The rule of thumb in Australian tax law is that the wealthier you are, the easier it is to avoid paying what the headline tax rates say you should pay.
And some of the wealthiest entities are the local arms of multinational corporations, who continue to laugh all the way to their Caribbean banks.
This is a decades-old problem, and not just for Australia, which is why the OECD has been pushing a set of ‘common reporting standards’ that, if adopted by member nations, will make it much harder to legally shift profits and tax liabilities into low-tax jurisdictions.
Change is in the air
Labor’s first attempt at clamping down on legal tax avoidance, legislated in 2013, was expected to recover $1.1 billion in revenue from multinationals including Google, Glencore and Chevron.
The incoming Abbott government, though dragging its feet on joining an early adopters group of nations implementing the common reporting standards, did progress the cause a little.
It boosted the ATO’s resources in this areas, tightened rules on companies structuring themselves so as to appear thinly capitalised in Australia, and introduced mandatory reporting of companies’ previously murky tax affairs.
Not to be outdone, Labor has used its time in opposition to release an even more stringent policy, fully costed by the Parliamentary Budget Office, which aims to claw back $7 billion from these slippery titans over four years.
The two main ways corporations avoid paying Aussie tax are known as ‘debt loading’ and ‘profit alienation’.
The first involves borrowing huge sums from another company owned by your parent multinational.
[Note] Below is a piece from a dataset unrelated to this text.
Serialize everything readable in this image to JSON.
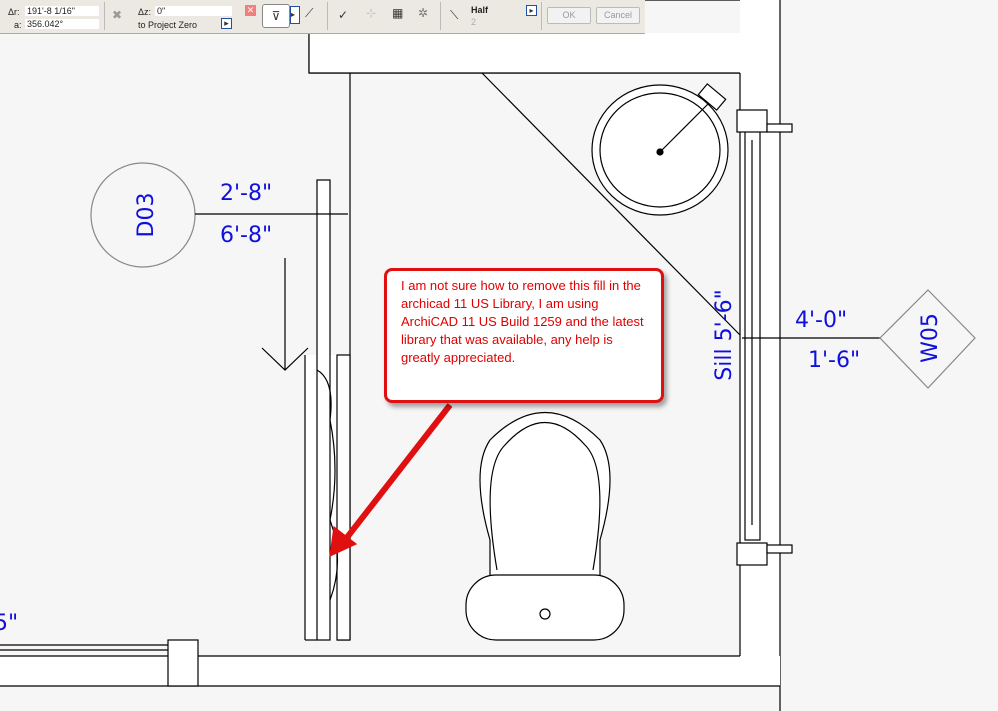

That company charges very high interest on the loan, meaning that when that interest bill is deducted from the Australian entity’s profits, there’s not much left to tax.
The second involves paying to use intellectual property that ‘belongs’ to other companies within the same multinational group. Again, the cost the Australian arm has to pay the overseas arm is huge, and deductible against local profits.
Adding to the case for tougher laws, progressive activist group GetUp released on Wednesday a study quantifying how much further the clampdown should go.
The study, which GetUp commissioned from tax boffins at the University of Technology Sydney, sees an opportunity to chase even more revenue than Labor’s policy.
The study has compiled figures on corporations’ effective tax rates, and the difference between what is paid and what ought to be paid – which it calls the ‘book-tax gaps’.
It finds that the biggest tax gaps by volume exist in the energy sector, where the scions of big oil and gas corporations paid an average effective tax rate of 20 per cent (the real company tax rate is 30 per cent), and cost the taxman $2.7 billion in 2013/14.
The next slipperiest sector was technology, electronics and media (like Google), which expatriated $2.2 billion more than the ATO would like, giving an effective tax rate of 7.6 per cent.
Apple, however, paid 29.96 per cent on its Australian earnings.
And last in the volume stakes, but the winner when measured on effective tax rate, were big pharmaceuticals – the average rate being 5.7 per cent, and the tax foregone being $465 million.
GetUp accompanied the release of the report with the graphic below, with handy suggestions as to where such re-captured revenue could be spent.
It’s worth noting, too, that the $5.36 billion total is over two years, not four years as with Labor’s $7 billion plan.
Over four years, GetUp’s proposal is worth about $11 billion.
When this kind of tax ‘increase’ is discussed – as with the 2010 mining tax, for instance, or Tony Abbott’s debt levy – global corporations are quick out of the blocks to warn they’ll take their capital and go home. And without imported capital, Australia would be a much poorer place.
Most of that is bark, not bite. A company making extraordinary returns on its capital in Australia, if asked to pay a full 30 per cent company tax, is still making very healthy and attractive returns.
And if they just break even, or lose money in a year … why they’ll pay no tax at all, just like everyone else.
Every dollar multinationals avoid paying (or every wealthy tax-minimiser for that matter) has be found through a tax system that is increasingly reliant on income tax.
And the lion’s share of income tax is paid by the breadwinners of everyday families – people who are simply not wealthy, or devious enough to wriggle out of their tax obligations.